The numbers are sobering. According to Seyfarth Shaw LLP, if ADA Title III federal lawsuit numbers continue to be filed at the current pace, 2018’s total will exceed 2017 by 30%, caused largely by the continued growth of website accessibility lawsuits.
ADA (Americans with Disabilities Act) Title III lawsuits, which concern website accessibility, were filed more often in the first six months of 2018 than in all of 2017. There were more than 1000 such lawsuits in the first six months of 2018, compared to just over 800 in all of 2017. If filings continue at this rate, there could be more than 2000 website accessibility lawsuits filed in federal court for 2018.
With 2018 more than half over, one thing is very clear – The number of ADA court cases keeps growing unabated. According to a recent Forbes article, businesses continue to find themselves as defendants in cases claiming that business websites discriminate against disabled people because the websites are not legally “accessible,” for example, to deaf and blind people who use the Internet.
Under the ADA, most businesses are covered by Title III. Local and state government agencies, plus hospitals and certain clinics are covered by Title II. The law and standards under Titles II and III are different, with ADA Title II applying more broadly than Title III and covering more organizations and their programs and services.
In the increasing spate of lawsuits several industries in particular are being targeted for their websites. One industry, banking and financial services, is a big focus in 2018 for people claiming website accessibility discrimination. The medical field is feeling it too.
Determining the methods to use in communicating with someone who is deaf, hard of hearing, blind, or low vision will depend upon each individual and each situation. Website accessibility, which encompasses the concept of Auxiliary Aid, is now available in various formats, and more communication methods are being developed all the time.

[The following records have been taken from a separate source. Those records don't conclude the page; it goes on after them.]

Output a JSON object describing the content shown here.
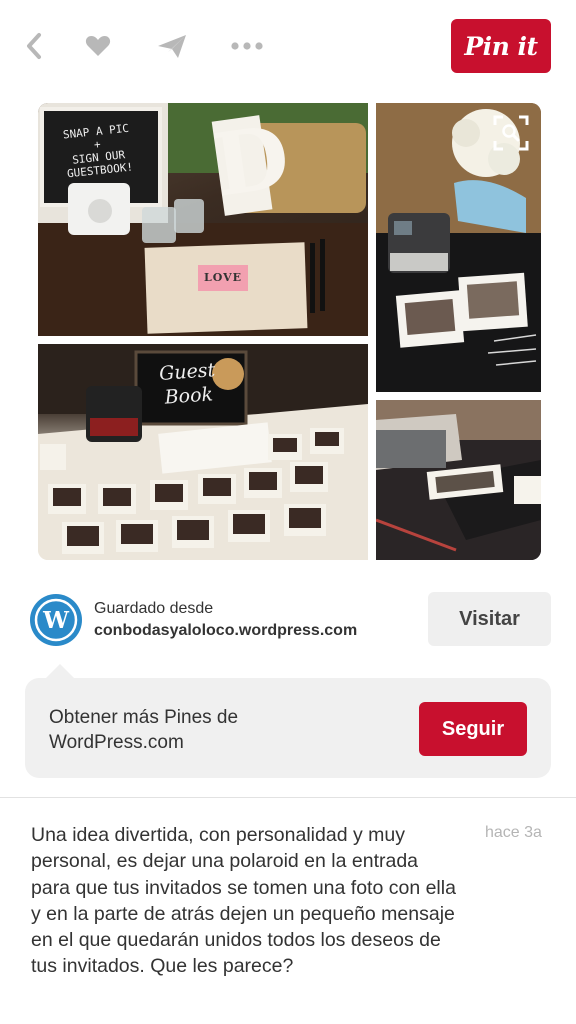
{
  "header": {
    "back_icon": "chevron-left-icon",
    "like_icon": "heart-icon",
    "send_icon": "paper-plane-icon",
    "more_icon": "ellipsis-icon",
    "pinit_label": "Pin it",
    "icon_color": "#b8b8b8",
    "accent": "#c8102e"
  },
  "collage": {
    "expand_icon": "visual-search-icon",
    "tile_1_sign": [
      "SNAP A PIC",
      "+",
      "SIGN OUR",
      "GUESTBOOK!"
    ],
    "tile_1_letter": "D",
    "tile_1_book": "LOVE",
    "tile_3_sign": [
      "Guest",
      "Book"
    ]
  },
  "source": {
    "avatar_icon": "wordpress-icon",
    "saved_label": "Guardado desde",
    "domain": "conbodasyaloloco.wordpress.com",
    "visit_label": "Visitar"
  },
  "follow": {
    "text": "Obtener más Pines de WordPress.com",
    "button_label": "Seguir"
  },
  "description": {
    "text": "Una idea divertida, con personalidad y muy personal, es dejar una polaroid en la entrada para que tus invitados se tomen una foto con ella y en la parte de atrás dejen un pequeño mensaje en el que quedarán unidos todos los deseos de tus invitados. Que les parece?",
    "timestamp": "hace 3a"
  }
}
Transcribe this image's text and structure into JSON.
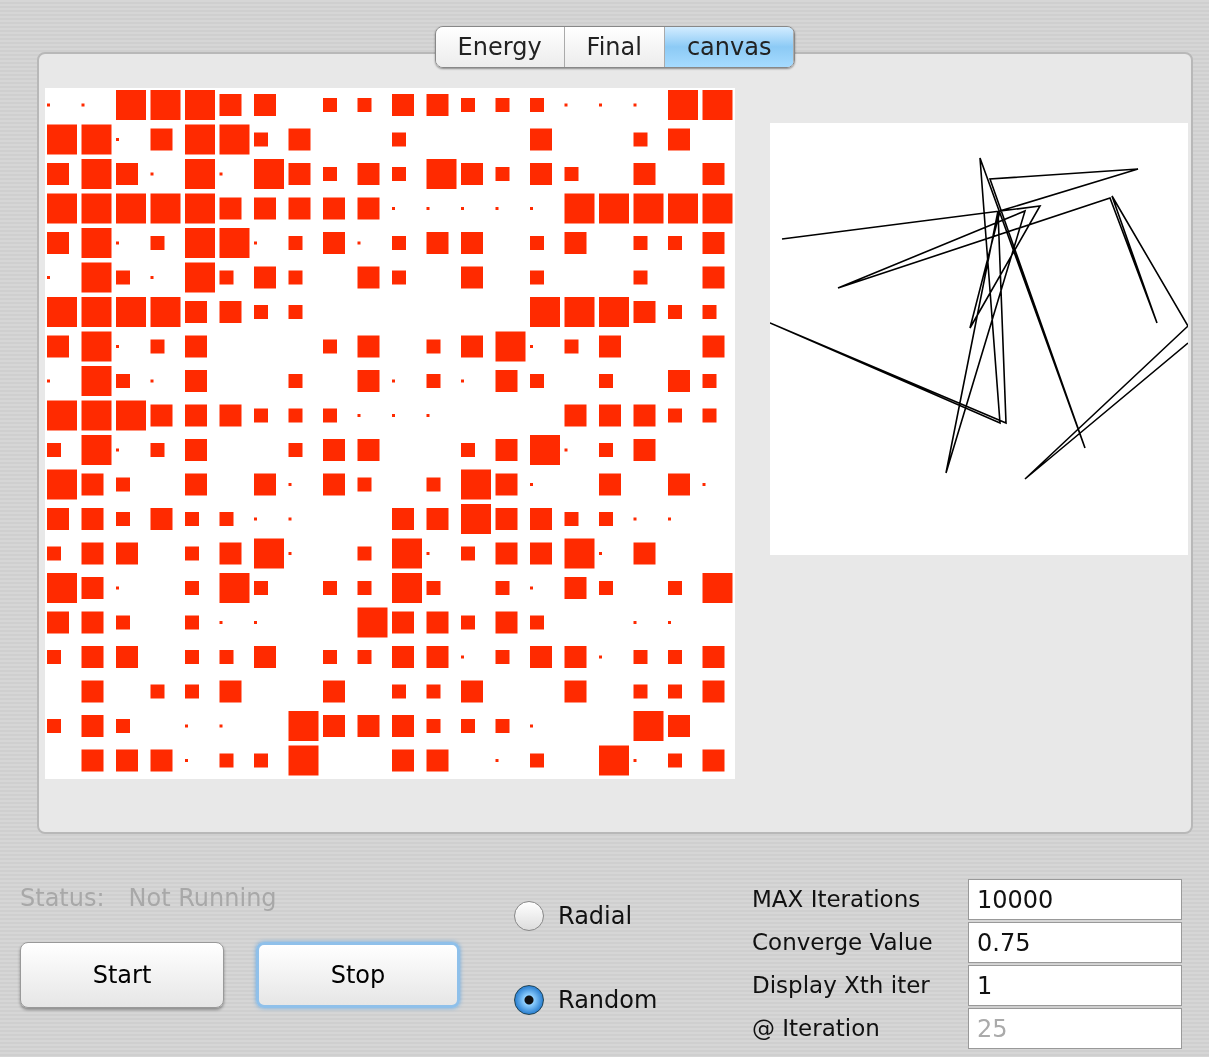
{
  "tabs": [
    {
      "label": "Energy",
      "selected": false
    },
    {
      "label": "Final",
      "selected": false
    },
    {
      "label": "canvas",
      "selected": true
    }
  ],
  "status": {
    "label": "Status:",
    "value": "Not Running",
    "disabled": true
  },
  "buttons": [
    {
      "label": "Start",
      "focused": false
    },
    {
      "label": "Stop",
      "focused": true
    }
  ],
  "layout_options": [
    {
      "label": "Radial",
      "selected": false
    },
    {
      "label": "Random",
      "selected": true
    }
  ],
  "parameters": [
    {
      "label": "MAX Iterations",
      "value": "10000",
      "disabled": false
    },
    {
      "label": "Converge Value",
      "value": "0.75",
      "disabled": false
    },
    {
      "label": "Display Xth iter",
      "value": "1",
      "disabled": false
    },
    {
      "label": "@ Iteration",
      "value": "25",
      "disabled": true
    }
  ]
}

According to the U.S. Department of Justice, the ADA uses the term “auxiliary aids and services” (“aids and services”) to refer to the ways to communicate with people who have communication disabilities.
For people who are blind, have vision loss, or are deaf-blind, website aids and services include providing information electronically for use with a computer screen-reading program or an audio recording of printed information.
What is adding to the confusion is the fact that the U.S. Department of Justice has yet to release long-promised clarifications on the ADA that would help the courts handle lawsuits that claim businesses’ websites are not handicap-accessible. The DOJ was expected to release sorely-needed clarifications to Title III in 2016 but pushed the release date to 2018, and we are still waiting. The law originated in the 1990s, and does not take into account our new digital reality. It was written before the internet was widely used so only mentions businesses’ brick-and-mortar locations. Until such time as the law catches up, litigation is the way forward.